Semiconductor Nanowires for Optoelectronic and Energy Applications
Prof. Hoe Tan, IEEE Distinguished Lecturer, Australian National University
Mon Nov 20 - 11:30am: Networking, Pizza & drinks; Noon-1PM: Seminar
Note this is a change from the usual Tuesday
Cost: $6; discount for IEEE Members, Students & Unemployed
Host: IEEE Nanotechnology Council
Location: Texas Instruments Building E Conference Center
2900 Semiconductor Dr., Santa Clara, CA 95052
See the TI Building location map and directions
The excitement of nanowire research is due to the unique electronic and optical properties of these nanostructures. Both axial and radial heterostructure nanowires have been proposed as nano-building blocks for the next generation devices, which are expected to revolutionize our technological world.
Unique properties stem from nanowires' large surface area-to-volume ratio, very high aspect ratio, and carrier and photon confinement in two dimensions.

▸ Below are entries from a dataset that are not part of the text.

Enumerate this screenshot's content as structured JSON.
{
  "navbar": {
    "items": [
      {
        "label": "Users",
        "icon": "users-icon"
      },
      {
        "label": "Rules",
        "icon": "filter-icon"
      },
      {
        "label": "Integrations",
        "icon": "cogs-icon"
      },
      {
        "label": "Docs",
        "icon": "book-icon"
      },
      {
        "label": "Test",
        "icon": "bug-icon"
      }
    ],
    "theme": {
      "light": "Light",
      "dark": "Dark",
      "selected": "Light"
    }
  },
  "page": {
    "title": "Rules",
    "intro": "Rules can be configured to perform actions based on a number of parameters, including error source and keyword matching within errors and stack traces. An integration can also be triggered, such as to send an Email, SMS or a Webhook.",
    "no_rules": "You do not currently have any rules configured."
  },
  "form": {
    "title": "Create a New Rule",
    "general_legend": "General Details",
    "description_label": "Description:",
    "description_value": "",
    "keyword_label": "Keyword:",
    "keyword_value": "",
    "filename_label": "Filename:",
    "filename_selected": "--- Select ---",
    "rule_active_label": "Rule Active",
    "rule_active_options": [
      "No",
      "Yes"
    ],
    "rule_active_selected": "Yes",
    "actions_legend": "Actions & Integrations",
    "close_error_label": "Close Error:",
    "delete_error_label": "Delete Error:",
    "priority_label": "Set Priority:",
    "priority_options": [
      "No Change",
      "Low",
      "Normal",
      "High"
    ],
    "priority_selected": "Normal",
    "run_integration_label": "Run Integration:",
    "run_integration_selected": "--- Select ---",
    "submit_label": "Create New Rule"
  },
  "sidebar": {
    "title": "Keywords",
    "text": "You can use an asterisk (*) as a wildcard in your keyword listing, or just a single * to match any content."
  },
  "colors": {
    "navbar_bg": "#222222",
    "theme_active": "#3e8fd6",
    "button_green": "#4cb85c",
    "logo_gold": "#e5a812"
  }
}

These nanowires are usually grown by the so-called vapor-liquid-solid mechanism, which relies on a metal nanoparticle to catalyze and seed the growth. An alternative technique to grow the nanowires is by selective area growth technique, where a dielectric mask is first patterned on the substrate prior to growth.
In this talk, I will present an overview of compound semiconductor nanowire research activities at The Australian National University. The optical and structural properties of binary and ternary III-V nanowires including GaAs, InGaAs, InP and GaAsSb nanowires grown by metal-organic vapour phase epitaxy will be presented. Various issues such as tapering of the nanowires, compositional non-uniformity along nanowires, crystal structure, carrier lifetime and polarization effect will be discussed. I will also present our results of III-V nanowires grown on Si substrates which are of great interest for the integration of nano-optoelectronic devices on Si platforms. Our results of enhancing the quantum efficiency of nanowires by using plasmonics are promising to improve the performance of nanowire devices.
Finally, the results from our nanowire lasers, photodetectors, solar cells and photoelectrodes for water splitting will be presented.
Read More: here and here
Professor Hoe Tan is Head of the Department of Electronic Materials Engineering at the Research School of Physics and Engineering, The Australian National University.
He has published over 350 journal papers and holds 4 US patents related to laser diodes and infrared photodetectors. His research interests include epitaxial growth of low-dimensional compound semiconductors, nanostructured optoelectronic devices and ion-implantation processing of compound semiconductors for optoelectronic device applications.
Prof. Tan is a Distinguished Lecturer for IEEE Nanotechnology Council (2016) and IEEE Photonics Society (2016-2017).